In a recent study in Nature Neuroscience , Jaideep Bains and his team at the Cumming School of Medicine's Hotchkiss Brain Institute, at the University of Calgary have revealed that stress someone from your surrounding have may be contagious to you and change the brain in the same way as if it is your own stress.
The study was conducted on pairs of male and female mice and showed that brain is dynamic and responds to things that happen in the surrounding or things that are part of their organism. They took away one mouse from each pair and put them in hard stress before taking back to their pair. Then they examined the responses of a specific cell, CRH neurons which control the brain's response to stress. The results were shocking: each mouse's, stressed and non-stressed reacted in the same way.
"What was remarkable was that CRH neurons from the partners, who were not themselves exposed to an actual stress, showed changes that were identical to those we measured in the stressed mice," commented the author of the study T. Sterley.
When scientists silenced the neurons in the partner using light during its interaction with a stressed individual, the stress did not transfer to the partner.
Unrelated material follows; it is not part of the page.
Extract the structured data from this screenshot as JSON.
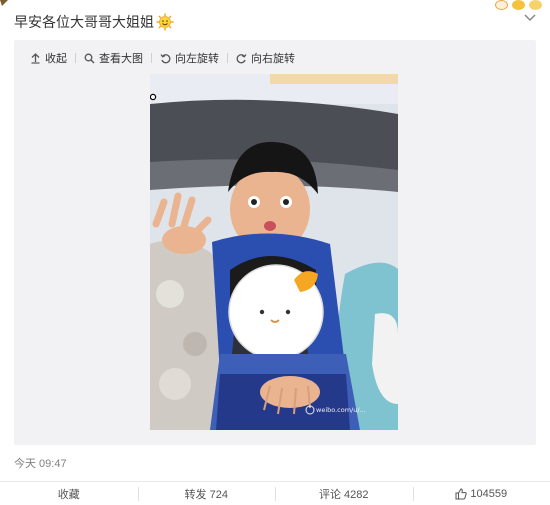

That means that the activation of these CRH neurons weakens the chemical signal to produce "alarm pheromones" that transfers to another mouse.
The scientists suppose that such effects may also be present in humans' mind. Luckily, with people, things are much simpler. Although we can not live without interaction with in the society, there are a plenty of ways to cope with stress and not "get infected". For instance , sport, exercises, meditation or taking calming tea.